Registered with the Ghana Tourism Authority


Ankasa forest reserve is a 500 square km tract of tropical evergreen forest in the extreme south west of Ghana.   Contained within its borders is an immense variety of flora and fauna, in fact the greatest bio-diversity of any reserve in Ghana. Our tour furnishes our clients   with ample opportunity to explore what is as yet a tropical garden of Eden whose existence few local inhabitants, let alone tourists , have yet to discover.   Nevertheless it is managed by park rangers whose mission it is to protect the whole area from any kind of depredation.

Our tour party will set of from Hideout Lodge in the early morning after breakfast. The journey takes two an a half hours but will involve a refreshment stop at Axim Beach Hotel, where lunch will be served and there will be an opportunity to swim in the pool or indeed in the sea .    

Arriving at our hotel in the afternoon, guests will be able to drop their bags in their mosquito proof rooms , fully equipped with fans and shower baths, before rejoining the vehicle to pass trough the park gates.

In one sole hectare of forest 300 plant species have been counted.

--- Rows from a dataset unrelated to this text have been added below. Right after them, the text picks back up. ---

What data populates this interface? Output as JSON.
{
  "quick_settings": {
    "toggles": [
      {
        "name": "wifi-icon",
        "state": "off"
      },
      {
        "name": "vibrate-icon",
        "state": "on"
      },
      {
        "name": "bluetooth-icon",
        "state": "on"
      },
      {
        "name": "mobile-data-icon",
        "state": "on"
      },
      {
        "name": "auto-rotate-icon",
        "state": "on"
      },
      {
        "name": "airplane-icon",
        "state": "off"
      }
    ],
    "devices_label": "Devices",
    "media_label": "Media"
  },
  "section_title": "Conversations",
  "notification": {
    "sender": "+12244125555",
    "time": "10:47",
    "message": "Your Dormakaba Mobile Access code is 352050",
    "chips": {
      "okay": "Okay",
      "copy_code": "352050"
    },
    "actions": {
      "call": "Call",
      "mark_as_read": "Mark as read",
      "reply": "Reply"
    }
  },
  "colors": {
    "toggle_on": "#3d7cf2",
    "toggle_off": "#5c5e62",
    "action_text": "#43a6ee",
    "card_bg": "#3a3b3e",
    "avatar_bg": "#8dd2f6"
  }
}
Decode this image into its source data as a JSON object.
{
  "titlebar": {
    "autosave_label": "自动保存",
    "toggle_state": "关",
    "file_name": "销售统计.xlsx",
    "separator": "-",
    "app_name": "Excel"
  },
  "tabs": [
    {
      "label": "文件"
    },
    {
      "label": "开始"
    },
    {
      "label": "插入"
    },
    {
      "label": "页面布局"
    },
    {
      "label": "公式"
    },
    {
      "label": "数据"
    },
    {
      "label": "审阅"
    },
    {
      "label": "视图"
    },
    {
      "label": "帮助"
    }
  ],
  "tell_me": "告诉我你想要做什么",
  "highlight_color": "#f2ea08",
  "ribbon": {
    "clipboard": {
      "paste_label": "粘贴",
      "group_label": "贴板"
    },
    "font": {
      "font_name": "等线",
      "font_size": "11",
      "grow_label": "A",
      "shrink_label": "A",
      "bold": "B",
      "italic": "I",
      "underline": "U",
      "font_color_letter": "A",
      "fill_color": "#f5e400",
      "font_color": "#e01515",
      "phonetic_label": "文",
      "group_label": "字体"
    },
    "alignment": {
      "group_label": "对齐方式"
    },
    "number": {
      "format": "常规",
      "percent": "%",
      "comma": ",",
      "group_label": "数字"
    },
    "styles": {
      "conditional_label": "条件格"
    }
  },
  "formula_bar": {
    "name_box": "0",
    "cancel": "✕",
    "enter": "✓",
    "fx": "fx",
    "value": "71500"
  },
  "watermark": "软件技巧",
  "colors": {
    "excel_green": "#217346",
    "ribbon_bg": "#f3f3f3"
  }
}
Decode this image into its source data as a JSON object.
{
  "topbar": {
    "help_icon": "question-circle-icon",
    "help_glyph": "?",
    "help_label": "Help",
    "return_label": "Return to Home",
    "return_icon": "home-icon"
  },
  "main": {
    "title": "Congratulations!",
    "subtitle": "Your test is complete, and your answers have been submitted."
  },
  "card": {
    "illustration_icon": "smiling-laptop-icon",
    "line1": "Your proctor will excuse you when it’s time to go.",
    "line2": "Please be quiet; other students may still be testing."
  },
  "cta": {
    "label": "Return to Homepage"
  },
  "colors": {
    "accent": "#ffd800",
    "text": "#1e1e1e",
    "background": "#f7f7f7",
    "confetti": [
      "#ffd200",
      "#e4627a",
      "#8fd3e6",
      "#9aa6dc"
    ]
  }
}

The total number for the park is a matter of guess work!

Among the 70 odd species It should be possible to see the following animals : elephant,, bongo antelope, Ogilby's duiker, golden cat,   giant forest hog and all 10 varieties of forest primates , including chimpanzee.

There are 100 bird species in the forest ; among them   spot breasted ibis, white breasted guinea fowl and   blue turaco.   The very rare Akun eagle owl may , if you are lucky, be seen in the evening .       At waterholes, a variety of rare duck,   white crested tiger heron, white bellied, blue breasted and shining kingfisher congregate in large numbers, .   Myriad butterflies are also to be seen.

Those who wish to take a guided walk can do that as well.  

Dinner will be taken at the hotel and next morning early we set off for AMANSURI WETLANDS  (The AMANSURI WETLANDS  can alternatively be carried out as a single day and overnight trip from Hideout)

After   hotel breakfast we set off to visit the Amansuri Wetlands (a large intact swamp forest)   and Nzuzelo stilt village,   a UNESCO World Heritage site.

  After booking   in at The Ghana Wildlife Society Office   and our hotel at Beyin we drive to   the Amansuri River where we will be punted in dug-out canoes through   breathtaking riverine scenery. During   an hour long boat ride to Nzuzelo we pass through   marshland and open pools fringed by raffia palm thickets and lush jungle until we reach the wide expanse of the lake itself. Both on the river and the lake we should be able to view abundant wildlife and plants : a cornucopia of birds flutter and soar over head or dive for fish.   Pygmy geese, African Jacana, Squacco Heron and Purple Heron can all be viewed in the reeds or lily covered pools. Purple Gallinule and Black Crake , Hornbills and Plantain-eaters are all sustained in large numbers by a   super- fertile watery world of their own. In the trees of the adjacent landscape bee eaters , rollers and kingfishers perch or make winged excursion from branches.     

Nzuzelo village is unique in Ghana. It comprises one solid wood   construction built on stilts wholly   above the lake. A central wood and raffia   walkway leads   to around 25 individual houses on either side.   An old folk tale relates how the inhabitants were once led there from the city of Walata in the   ancient Ghana empire (confusingly situated in modern day Mali) by a snail. More likely is that a Nigerian tribe were chased there 500 years ago after defeat and loss of territory in war. An hour or so should keep us in the village, where photography of inhabitants must only be carried out by permission of the individuals.

It is likely we shall want to extend our tour of the lake to more than just the trip there and back to embarkation point as there is such a diversity of flora and fauna to be observed. 

The afternoon can be spent on one of the top 25 beaches in Africa where our hotel is situated. 

We have dinner at the hotel or a local restaurant; overnight at same beach   hotel.

Next morning after breakfast we swim or walk about the beach before visiting   the nearby Fort Apollonia, built by the British in 1770 for the slave trade. There is now   a historical and ethnographical museum inside the building, which was much damaged during the early nineteenth century Anglo-French wars, only to be renovated in the late 1950s. The basic structure was nevertheless preserved, due to the solidity of construction. After some more beach time and lunch we drive back to Hideout Lodge.